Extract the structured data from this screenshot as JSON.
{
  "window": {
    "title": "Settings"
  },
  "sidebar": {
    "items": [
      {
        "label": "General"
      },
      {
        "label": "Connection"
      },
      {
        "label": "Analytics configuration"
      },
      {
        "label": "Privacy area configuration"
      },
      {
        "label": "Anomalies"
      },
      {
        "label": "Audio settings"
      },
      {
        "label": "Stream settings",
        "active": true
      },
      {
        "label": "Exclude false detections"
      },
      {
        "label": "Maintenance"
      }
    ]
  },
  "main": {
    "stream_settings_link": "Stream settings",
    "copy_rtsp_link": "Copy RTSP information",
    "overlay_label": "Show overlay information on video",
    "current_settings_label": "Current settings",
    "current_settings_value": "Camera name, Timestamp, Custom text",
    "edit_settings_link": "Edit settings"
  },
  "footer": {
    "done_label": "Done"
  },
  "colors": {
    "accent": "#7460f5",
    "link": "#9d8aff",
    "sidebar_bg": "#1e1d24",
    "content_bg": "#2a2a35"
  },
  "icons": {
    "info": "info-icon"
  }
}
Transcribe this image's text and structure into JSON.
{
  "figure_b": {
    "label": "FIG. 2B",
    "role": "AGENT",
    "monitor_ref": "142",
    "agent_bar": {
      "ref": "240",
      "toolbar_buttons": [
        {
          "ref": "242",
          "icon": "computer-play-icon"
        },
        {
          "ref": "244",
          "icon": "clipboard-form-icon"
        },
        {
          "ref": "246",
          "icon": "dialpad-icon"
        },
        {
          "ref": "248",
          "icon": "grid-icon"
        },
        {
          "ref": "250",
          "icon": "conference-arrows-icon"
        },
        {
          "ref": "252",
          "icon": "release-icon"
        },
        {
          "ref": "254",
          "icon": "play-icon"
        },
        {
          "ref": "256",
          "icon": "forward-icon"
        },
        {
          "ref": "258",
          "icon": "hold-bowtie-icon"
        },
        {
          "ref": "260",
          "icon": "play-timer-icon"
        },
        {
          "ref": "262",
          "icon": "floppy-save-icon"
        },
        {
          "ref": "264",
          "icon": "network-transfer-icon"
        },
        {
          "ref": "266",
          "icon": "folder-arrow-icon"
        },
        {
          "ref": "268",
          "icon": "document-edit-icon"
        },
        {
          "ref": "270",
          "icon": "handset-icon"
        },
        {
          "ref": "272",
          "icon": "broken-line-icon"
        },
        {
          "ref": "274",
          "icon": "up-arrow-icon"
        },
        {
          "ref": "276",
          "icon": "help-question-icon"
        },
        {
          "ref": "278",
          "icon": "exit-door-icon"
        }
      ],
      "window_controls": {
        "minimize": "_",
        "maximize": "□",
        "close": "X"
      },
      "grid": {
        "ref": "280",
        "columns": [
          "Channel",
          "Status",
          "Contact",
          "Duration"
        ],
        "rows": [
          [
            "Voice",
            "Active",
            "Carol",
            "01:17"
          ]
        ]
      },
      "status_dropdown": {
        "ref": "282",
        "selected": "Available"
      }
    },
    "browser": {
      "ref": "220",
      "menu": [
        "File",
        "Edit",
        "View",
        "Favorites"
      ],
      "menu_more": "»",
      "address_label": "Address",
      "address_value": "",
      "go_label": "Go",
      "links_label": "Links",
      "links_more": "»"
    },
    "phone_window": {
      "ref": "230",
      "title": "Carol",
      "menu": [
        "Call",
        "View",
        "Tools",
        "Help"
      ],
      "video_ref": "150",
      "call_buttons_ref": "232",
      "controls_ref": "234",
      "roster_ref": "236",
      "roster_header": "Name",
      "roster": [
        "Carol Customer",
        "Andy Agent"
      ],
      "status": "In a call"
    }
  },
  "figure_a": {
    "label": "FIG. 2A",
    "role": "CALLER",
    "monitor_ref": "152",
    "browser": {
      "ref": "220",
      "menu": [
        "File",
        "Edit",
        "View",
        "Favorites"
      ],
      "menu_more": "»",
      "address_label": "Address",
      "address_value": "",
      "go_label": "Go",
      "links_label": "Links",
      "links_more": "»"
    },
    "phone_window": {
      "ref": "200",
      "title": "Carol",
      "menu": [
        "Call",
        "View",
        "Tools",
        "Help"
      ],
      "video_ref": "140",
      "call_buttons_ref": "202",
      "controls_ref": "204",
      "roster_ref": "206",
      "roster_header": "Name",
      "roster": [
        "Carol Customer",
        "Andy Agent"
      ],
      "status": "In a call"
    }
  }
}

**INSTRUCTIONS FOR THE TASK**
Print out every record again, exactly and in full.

**EXERCISE RESULT**
Extract the structured data from this screenshot as JSON.
{
  "window": {
    "title": "Settings"
  },
  "sidebar": {
    "items": [
      {
        "label": "General"
      },
      {
        "label": "Connection"
      },
      {
        "label": "Analytics configuration"
      },
      {
        "label": "Privacy area configuration"
      },
      {
        "label": "Anomalies"
      },
      {
        "label": "Audio settings"
      },
      {
        "label": "Stream settings",
        "active": true
      },
      {
        "label": "Exclude false detections"
      },
      {
        "label": "Maintenance"
      }
    ]
  },
  "main": {
    "stream_settings_link": "Stream settings",
    "copy_rtsp_link": "Copy RTSP information",
    "overlay_label": "Show overlay information on video",
    "current_settings_label": "Current settings",
    "current_settings_value": "Camera name, Timestamp, Custom text",
    "edit_settings_link": "Edit settings"
  },
  "footer": {
    "done_label": "Done"
  },
  "colors": {
    "accent": "#7460f5",
    "link": "#9d8aff",
    "sidebar_bg": "#1e1d24",
    "content_bg": "#2a2a35"
  },
  "icons": {
    "info": "info-icon"
  }
}
Transcribe this image's text and structure into JSON.
{
  "figure_b": {
    "label": "FIG. 2B",
    "role": "AGENT",
    "monitor_ref": "142",
    "agent_bar": {
      "ref": "240",
      "toolbar_buttons": [
        {
          "ref": "242",
          "icon": "computer-play-icon"
        },
        {
          "ref": "244",
          "icon": "clipboard-form-icon"
        },
        {
          "ref": "246",
          "icon": "dialpad-icon"
        },
        {
          "ref": "248",
          "icon": "grid-icon"
        },
        {
          "ref": "250",
          "icon": "conference-arrows-icon"
        },
        {
          "ref": "252",
          "icon": "release-icon"
        },
        {
          "ref": "254",
          "icon": "play-icon"
        },
        {
          "ref": "256",
          "icon": "forward-icon"
        },
        {
          "ref": "258",
          "icon": "hold-bowtie-icon"
        },
        {
          "ref": "260",
          "icon": "play-timer-icon"
        },
        {
          "ref": "262",
          "icon": "floppy-save-icon"
        },
        {
          "ref": "264",
          "icon": "network-transfer-icon"
        },
        {
          "ref": "266",
          "icon": "folder-arrow-icon"
        },
        {
          "ref": "268",
          "icon": "document-edit-icon"
        },
        {
          "ref": "270",
          "icon": "handset-icon"
        },
        {
          "ref": "272",
          "icon": "broken-line-icon"
        },
        {
          "ref": "274",
          "icon": "up-arrow-icon"
        },
        {
          "ref": "276",
          "icon": "help-question-icon"
        },
        {
          "ref": "278",
          "icon": "exit-door-icon"
        }
      ],
      "window_controls": {
        "minimize": "_",
        "maximize": "□",
        "close": "X"
      },
      "grid": {
        "ref": "280",
        "columns": [
          "Channel",
          "Status",
          "Contact",
          "Duration"
        ],
        "rows": [
          [
            "Voice",
            "Active",
            "Carol",
            "01:17"
          ]
        ]
      },
      "status_dropdown": {
        "ref": "282",
        "selected": "Available"
      }
    },
    "browser": {
      "ref": "220",
      "menu": [
        "File",
        "Edit",
        "View",
        "Favorites"
      ],
      "menu_more": "»",
      "address_label": "Address",
      "address_value": "",
      "go_label": "Go",
      "links_label": "Links",
      "links_more": "»"
    },
    "phone_window": {
      "ref": "230",
      "title": "Carol",
      "menu": [
        "Call",
        "View",
        "Tools",
        "Help"
      ],
      "video_ref": "150",
      "call_buttons_ref": "232",
      "controls_ref": "234",
      "roster_ref": "236",
      "roster_header": "Name",
      "roster": [
        "Carol Customer",
        "Andy Agent"
      ],
      "status": "In a call"
    }
  },
  "figure_a": {
    "label": "FIG. 2A",
    "role": "CALLER",
    "monitor_ref": "152",
    "browser": {
      "ref": "220",
      "menu": [
        "File",
        "Edit",
        "View",
        "Favorites"
      ],
      "menu_more": "»",
      "address_label": "Address",
      "address_value": "",
      "go_label": "Go",
      "links_label": "Links",
      "links_more": "»"
    },
    "phone_window": {
      "ref": "200",
      "title": "Carol",
      "menu": [
        "Call",
        "View",
        "Tools",
        "Help"
      ],
      "video_ref": "140",
      "call_buttons_ref": "202",
      "controls_ref": "204",
      "roster_ref": "206",
      "roster_header": "Name",
      "roster": [
        "Carol Customer",
        "Andy Agent"
      ],
      "status": "In a call"
    }
  }
}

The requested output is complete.